[[ DATA SHOWN open ]]

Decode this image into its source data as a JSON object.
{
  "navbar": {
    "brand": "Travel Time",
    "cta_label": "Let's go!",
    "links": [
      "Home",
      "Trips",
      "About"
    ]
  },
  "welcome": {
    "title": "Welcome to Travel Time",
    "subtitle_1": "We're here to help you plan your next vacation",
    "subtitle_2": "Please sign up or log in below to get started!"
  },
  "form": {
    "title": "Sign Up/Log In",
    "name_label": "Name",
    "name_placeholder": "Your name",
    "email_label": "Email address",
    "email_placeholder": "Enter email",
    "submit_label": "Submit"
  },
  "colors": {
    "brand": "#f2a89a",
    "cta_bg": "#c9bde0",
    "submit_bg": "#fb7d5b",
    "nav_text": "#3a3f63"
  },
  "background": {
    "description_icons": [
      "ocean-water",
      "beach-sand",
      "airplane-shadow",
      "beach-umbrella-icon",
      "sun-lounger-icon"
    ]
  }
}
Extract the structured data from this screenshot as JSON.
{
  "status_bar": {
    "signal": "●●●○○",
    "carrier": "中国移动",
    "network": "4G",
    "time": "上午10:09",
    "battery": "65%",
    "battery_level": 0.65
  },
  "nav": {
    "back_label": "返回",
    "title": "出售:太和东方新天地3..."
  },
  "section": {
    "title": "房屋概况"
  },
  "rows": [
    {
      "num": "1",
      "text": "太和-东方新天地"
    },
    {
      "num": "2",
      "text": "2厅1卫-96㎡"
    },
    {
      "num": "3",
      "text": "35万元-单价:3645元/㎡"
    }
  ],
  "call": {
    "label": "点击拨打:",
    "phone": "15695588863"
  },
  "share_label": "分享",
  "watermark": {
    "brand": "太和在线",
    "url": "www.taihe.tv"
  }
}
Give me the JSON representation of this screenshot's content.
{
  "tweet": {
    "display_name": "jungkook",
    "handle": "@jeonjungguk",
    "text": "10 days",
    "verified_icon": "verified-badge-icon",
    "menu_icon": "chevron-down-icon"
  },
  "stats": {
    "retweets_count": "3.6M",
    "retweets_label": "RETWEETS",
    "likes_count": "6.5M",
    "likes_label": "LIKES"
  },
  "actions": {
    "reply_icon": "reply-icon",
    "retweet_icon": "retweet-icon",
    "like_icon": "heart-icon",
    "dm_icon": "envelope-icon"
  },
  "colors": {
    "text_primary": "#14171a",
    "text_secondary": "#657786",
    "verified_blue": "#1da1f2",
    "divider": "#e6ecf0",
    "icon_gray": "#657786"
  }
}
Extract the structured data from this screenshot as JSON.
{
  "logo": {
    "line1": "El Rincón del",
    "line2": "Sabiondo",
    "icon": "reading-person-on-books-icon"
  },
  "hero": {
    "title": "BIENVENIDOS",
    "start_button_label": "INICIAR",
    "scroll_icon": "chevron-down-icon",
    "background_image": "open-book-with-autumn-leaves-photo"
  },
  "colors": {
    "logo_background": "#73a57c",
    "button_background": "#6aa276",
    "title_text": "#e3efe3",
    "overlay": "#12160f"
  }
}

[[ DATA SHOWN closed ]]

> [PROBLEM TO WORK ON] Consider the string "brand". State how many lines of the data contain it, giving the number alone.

> [EXERCISE OUTPUT] 3